Which of the lines below hold the word "location"? Pull each of them out.

○ ○ ○

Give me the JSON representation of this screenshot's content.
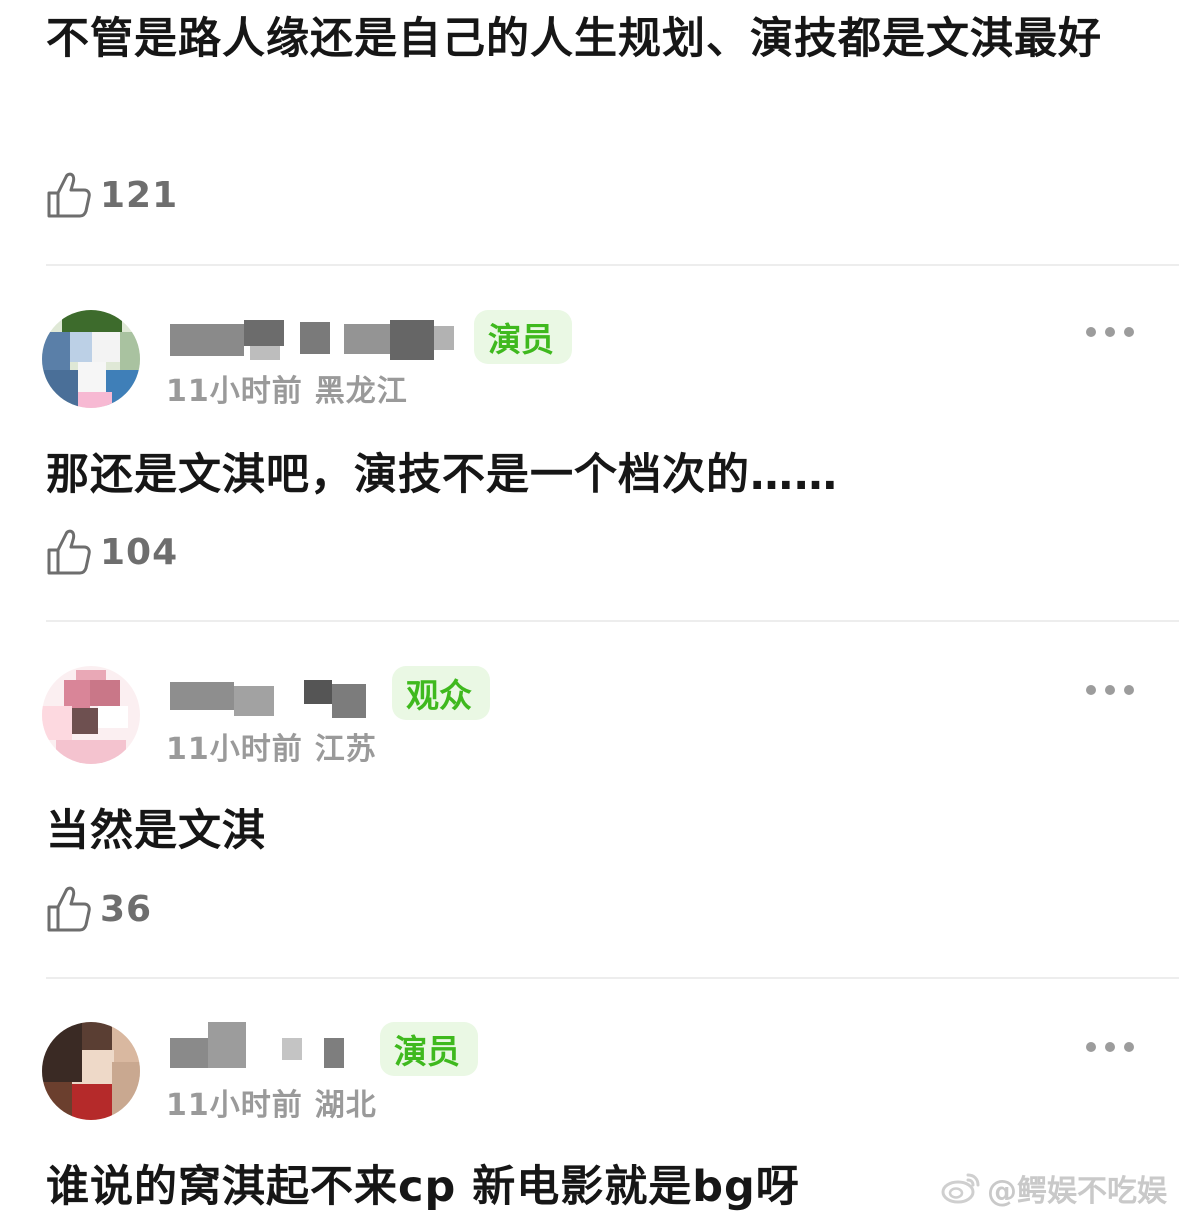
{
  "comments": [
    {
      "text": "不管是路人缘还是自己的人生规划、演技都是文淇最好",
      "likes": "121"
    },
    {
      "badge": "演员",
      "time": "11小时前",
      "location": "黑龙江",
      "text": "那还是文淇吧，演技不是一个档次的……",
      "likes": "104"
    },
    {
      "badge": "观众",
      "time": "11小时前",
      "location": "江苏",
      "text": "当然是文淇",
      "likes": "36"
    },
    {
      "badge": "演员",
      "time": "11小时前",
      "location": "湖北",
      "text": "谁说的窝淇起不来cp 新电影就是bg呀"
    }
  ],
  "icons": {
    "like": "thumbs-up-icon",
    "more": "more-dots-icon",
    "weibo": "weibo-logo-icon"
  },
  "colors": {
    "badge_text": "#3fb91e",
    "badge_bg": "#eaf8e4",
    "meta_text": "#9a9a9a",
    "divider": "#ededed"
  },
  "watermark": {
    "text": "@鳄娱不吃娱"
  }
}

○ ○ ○

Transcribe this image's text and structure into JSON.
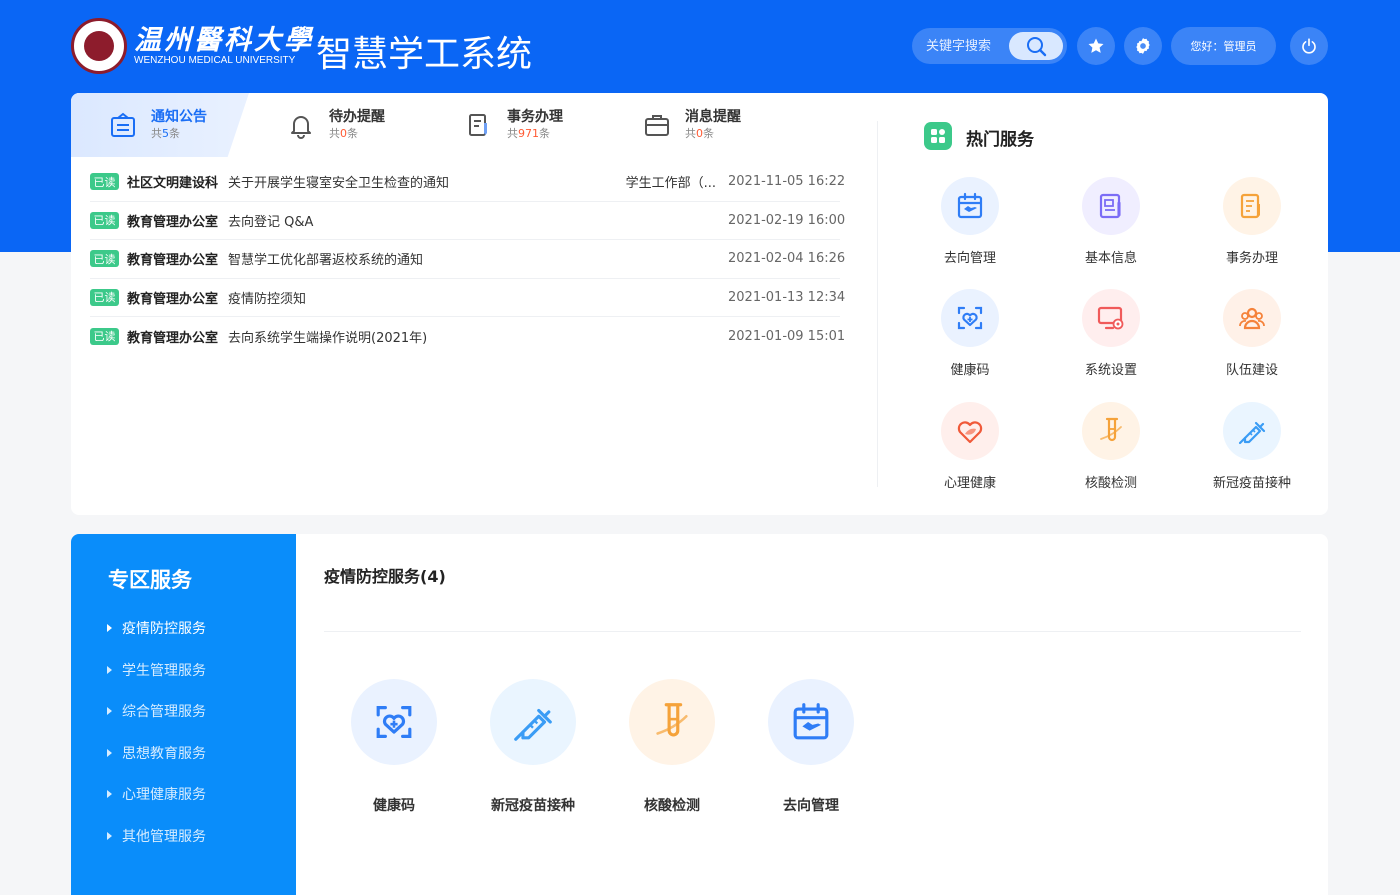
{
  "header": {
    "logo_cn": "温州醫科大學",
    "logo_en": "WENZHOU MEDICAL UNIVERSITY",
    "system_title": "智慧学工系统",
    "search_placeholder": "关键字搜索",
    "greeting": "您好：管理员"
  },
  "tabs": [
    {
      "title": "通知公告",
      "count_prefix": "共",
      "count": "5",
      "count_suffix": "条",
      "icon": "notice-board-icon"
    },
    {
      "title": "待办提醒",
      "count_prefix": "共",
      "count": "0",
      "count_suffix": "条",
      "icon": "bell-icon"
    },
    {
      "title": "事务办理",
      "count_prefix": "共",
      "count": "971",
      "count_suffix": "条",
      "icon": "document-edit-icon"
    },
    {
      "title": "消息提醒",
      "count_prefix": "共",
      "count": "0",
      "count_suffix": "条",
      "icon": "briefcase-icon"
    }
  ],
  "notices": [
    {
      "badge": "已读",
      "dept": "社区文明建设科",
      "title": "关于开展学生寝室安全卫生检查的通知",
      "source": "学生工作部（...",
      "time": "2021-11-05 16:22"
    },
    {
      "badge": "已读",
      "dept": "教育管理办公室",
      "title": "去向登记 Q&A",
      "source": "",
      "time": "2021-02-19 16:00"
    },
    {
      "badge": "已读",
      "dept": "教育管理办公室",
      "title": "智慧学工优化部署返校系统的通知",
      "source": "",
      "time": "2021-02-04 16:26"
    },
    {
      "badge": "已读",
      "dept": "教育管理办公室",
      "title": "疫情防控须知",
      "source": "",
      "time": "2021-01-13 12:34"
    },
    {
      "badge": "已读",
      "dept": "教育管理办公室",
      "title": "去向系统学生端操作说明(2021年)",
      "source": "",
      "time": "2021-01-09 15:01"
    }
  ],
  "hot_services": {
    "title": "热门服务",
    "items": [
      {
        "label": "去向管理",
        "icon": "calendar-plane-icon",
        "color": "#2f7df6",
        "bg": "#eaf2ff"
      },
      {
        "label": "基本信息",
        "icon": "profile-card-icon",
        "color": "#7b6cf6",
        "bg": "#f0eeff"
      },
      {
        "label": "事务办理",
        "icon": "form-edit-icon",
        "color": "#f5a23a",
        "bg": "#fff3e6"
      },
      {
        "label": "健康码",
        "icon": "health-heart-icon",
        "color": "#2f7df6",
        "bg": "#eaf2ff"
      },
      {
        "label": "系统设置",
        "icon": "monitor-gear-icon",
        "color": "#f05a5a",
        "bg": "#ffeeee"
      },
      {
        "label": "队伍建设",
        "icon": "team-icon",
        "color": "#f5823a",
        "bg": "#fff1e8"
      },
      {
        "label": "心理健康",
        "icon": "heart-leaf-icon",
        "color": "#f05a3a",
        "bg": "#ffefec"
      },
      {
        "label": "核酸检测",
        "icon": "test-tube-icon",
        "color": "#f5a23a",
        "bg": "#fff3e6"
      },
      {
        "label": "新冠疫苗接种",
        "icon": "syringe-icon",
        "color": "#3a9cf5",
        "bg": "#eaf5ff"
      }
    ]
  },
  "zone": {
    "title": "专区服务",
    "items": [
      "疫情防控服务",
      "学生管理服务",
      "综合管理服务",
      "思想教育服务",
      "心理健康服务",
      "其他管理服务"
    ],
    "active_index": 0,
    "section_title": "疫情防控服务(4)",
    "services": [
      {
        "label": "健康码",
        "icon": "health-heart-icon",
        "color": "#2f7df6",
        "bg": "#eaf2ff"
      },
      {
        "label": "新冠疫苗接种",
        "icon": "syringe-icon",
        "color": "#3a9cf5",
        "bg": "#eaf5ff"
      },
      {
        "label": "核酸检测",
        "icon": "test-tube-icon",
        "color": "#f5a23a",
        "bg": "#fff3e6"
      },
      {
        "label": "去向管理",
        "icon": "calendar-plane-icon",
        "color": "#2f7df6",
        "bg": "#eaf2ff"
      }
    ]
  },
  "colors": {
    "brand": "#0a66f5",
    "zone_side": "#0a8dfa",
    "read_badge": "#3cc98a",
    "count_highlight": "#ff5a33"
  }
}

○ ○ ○

> **ANSWER**:
      "location": "黑龙江",
      "location": "江苏",
      "location": "湖北",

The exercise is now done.